Why were books expensive in the 1800s? Several factors led to this high cost. The Availability of cheap paper, the threat of piracy, and the influence of hawkers. However, none of these factors was the sole cause. Other factors such as piracy and Logan’s books may have contributed to the high cost of books. To answer this question, let’s explore some of the factors that affected the price of books.
Availability of inexpensive paper
During the 1500s and 1600s, the price of paper barely changed, even though the price index for most other consumables went up by 63%. It was expensive to buy Venice paper and royal paper. The prices of other sizes, qualities, and types of paper were even higher. While laborers and aristocrats had access to expensive paper, most of the population had little need for fancy papers.
Influence of piracy
The Amarna Letters document correspondence between rulers of Egypt and the Near East. In them, the Egyptian pharaoh Akhenaten accuses the king of Alasiya of aiding Lukka pirates, who raided the coastal cities. This correspondence may represent the first evidence of piracy. Piracy in the 18th century was not as widespread as it is today, but it still caused losses for publishers.

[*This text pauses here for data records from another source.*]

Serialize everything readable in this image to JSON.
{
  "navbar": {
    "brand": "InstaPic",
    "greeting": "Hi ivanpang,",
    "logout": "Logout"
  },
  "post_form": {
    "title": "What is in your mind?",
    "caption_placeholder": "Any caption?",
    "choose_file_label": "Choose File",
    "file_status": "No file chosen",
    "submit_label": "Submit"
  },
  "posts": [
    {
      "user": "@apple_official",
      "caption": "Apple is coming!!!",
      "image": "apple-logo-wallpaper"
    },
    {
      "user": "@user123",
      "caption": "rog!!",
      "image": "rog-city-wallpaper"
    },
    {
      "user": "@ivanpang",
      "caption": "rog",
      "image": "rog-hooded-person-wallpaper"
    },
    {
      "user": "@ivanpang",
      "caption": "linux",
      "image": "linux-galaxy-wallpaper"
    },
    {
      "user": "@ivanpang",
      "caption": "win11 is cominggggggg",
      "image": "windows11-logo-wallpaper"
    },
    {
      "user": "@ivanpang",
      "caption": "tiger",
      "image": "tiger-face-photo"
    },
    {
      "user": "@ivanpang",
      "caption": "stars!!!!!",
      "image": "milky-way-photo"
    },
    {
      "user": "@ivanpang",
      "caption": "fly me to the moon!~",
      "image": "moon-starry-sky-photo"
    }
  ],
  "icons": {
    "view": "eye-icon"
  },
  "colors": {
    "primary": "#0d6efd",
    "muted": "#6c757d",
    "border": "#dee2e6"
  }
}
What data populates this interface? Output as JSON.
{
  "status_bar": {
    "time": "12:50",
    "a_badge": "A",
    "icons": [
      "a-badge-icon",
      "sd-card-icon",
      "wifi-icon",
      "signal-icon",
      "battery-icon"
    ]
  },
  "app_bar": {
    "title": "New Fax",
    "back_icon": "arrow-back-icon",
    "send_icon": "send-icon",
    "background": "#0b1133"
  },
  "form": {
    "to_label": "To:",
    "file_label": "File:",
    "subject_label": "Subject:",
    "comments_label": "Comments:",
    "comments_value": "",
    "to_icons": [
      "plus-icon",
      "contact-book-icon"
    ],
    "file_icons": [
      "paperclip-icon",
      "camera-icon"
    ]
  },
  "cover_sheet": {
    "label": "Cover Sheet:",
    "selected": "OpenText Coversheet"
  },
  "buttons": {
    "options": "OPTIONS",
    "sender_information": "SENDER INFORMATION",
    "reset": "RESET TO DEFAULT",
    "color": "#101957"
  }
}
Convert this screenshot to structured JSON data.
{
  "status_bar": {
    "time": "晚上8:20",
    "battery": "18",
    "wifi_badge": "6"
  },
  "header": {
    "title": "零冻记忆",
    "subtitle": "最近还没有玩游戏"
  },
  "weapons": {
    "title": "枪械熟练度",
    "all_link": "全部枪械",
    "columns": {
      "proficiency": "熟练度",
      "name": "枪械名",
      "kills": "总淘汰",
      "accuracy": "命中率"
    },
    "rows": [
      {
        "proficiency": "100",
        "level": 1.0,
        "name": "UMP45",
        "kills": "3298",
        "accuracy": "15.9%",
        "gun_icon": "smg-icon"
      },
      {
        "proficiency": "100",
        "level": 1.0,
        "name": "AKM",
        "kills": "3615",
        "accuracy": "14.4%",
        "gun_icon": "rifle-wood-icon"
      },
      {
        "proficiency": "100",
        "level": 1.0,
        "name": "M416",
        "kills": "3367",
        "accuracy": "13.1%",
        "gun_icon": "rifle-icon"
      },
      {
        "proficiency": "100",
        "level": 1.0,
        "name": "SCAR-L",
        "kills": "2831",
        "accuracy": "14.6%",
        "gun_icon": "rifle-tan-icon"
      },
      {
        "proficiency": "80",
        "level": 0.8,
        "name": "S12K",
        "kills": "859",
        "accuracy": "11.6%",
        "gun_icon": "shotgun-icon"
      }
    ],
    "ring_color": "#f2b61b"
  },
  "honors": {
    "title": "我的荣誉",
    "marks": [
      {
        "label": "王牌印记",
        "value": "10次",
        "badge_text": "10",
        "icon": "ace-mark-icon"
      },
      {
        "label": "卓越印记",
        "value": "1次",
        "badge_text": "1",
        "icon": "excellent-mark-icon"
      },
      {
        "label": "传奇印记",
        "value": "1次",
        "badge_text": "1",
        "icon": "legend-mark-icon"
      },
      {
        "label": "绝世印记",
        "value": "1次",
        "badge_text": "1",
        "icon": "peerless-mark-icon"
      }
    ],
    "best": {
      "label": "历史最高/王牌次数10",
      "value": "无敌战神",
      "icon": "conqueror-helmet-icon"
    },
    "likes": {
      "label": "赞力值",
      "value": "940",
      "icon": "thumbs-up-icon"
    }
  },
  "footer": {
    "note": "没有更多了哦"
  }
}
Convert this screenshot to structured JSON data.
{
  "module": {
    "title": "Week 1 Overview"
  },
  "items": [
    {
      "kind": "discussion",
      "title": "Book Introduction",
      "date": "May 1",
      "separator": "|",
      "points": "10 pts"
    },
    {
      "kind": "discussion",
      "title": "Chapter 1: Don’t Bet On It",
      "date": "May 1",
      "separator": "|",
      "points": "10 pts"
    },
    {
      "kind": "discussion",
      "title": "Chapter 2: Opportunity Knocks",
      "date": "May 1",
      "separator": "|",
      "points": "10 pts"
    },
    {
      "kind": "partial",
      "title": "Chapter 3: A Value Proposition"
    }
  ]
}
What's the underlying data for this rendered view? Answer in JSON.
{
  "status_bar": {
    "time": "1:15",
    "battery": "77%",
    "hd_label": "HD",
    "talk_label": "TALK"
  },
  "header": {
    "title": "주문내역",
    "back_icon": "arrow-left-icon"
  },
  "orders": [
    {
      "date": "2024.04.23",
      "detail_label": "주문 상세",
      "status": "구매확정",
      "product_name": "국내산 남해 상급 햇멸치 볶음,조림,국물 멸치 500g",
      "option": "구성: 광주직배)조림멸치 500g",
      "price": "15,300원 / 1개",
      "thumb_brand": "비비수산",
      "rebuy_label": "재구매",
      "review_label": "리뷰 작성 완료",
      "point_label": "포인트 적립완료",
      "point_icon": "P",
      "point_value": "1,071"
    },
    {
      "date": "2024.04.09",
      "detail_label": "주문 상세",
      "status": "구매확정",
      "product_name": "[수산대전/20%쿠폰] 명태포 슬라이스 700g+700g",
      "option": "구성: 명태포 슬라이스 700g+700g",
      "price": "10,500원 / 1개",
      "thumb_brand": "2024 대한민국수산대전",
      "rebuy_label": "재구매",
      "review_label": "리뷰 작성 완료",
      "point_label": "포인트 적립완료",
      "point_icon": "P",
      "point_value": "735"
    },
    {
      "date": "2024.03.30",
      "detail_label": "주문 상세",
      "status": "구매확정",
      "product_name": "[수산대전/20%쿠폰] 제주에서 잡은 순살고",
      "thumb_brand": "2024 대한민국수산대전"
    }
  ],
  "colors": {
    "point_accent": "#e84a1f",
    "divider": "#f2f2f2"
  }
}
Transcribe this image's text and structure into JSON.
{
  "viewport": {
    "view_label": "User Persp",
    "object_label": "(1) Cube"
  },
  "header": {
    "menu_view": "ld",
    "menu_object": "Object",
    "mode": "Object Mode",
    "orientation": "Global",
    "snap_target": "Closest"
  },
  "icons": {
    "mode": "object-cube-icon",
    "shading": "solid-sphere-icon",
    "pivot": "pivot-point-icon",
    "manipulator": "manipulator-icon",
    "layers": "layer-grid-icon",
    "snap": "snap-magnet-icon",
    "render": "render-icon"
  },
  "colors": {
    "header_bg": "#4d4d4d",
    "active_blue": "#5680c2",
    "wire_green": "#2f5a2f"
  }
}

Piracy was not an exclusive phenomenon; other publishers usually respected the publisher’s claim to the title. Piracy, however, was sometimes tolerated and punished by shaming and commercial retaliation. Piracy resulted in the printing of private editions of a book by colluding reprinters at ruinous prices, and in some cases, at a loss. Many British authors referred to the whole industry as “pirates,” and publishers in America used the word internally to describe those who deviated from trade courtesy.
Influence of Logan’s books
The impact of Logan’s books on the cost of book prices in the 1800s can be traced back to the development of printing technology. During this period, printing costs dropped dramatically due to the advent of cheaper paper and mechanization. Also, new methods of transportation allowed books to be distributed far and wide. These changes had a direct effect on the reading public. Many people now rely on public transportation to get to and from work instead of purchasing expensive books.
However, not all prices were popular and some were rarely used. During the nineteenth century, books were typically sold at book trade prices of twos and sixpence. In 1853, these lower prices represented just 3% of the total number of titles available for purchase. With this newfound prosperity, the price profile of books began to change. By the 1850s, publishers were issuing books that were already bound and ready to sell.
Influence of hawkers
Itinerant vendors were known as hawkers in the early 1800s. These vendors typically sold goods door-to-door and advertised loudly. They served an essential social and economic role. In cities, they were often regarded as nuisances. But these vendors played an essential role, including selling a variety of consumer goods and providing a vital service for the poor. The book’s chapters on China, England, and Singapore cover many aspects of bookselling.
One of the earliest examples of this phenomenon was Elizabeth Hart. Elizabeth Hart was born into a poor labouring family in Chelsea, England. Her father had died when she was only 14 years old, so her mother opened a marine dealer’s shop and began collecting second-hand wares. Elizabeth Hart sold her second-hand books and scrap metal, and her wares fetched a high price.
Influence of novel prices
The 18th century saw the rise of circulating libraries, which greatly affected the distribution, price, and format of books. At one shilling a volume, a novel could now be bought by an average consumer for less than $700 CAD. But not all prices were equally popular, and some prices were rarely used. During the nineteenth century, book trade prices of 2s6d, 3s6d, 5s, 6s, and sevens6d were not uncommon. By 1853, only 3% of the total market was dominated by lower-priced titles.
As the demand for books increased, the price of books fell, bringing them within the reach of the masses. The US achieved its highest literacy rate in 1861, and by the turn of the twentieth century, nearly 9 out of 10 citizens were literate. Today, nearly total literacy reigns in the U.S. As more people became educated, the printing process underwent a series of refinements. Photographic plates and typewriter-like keyboards made reproductions of books much more affordable.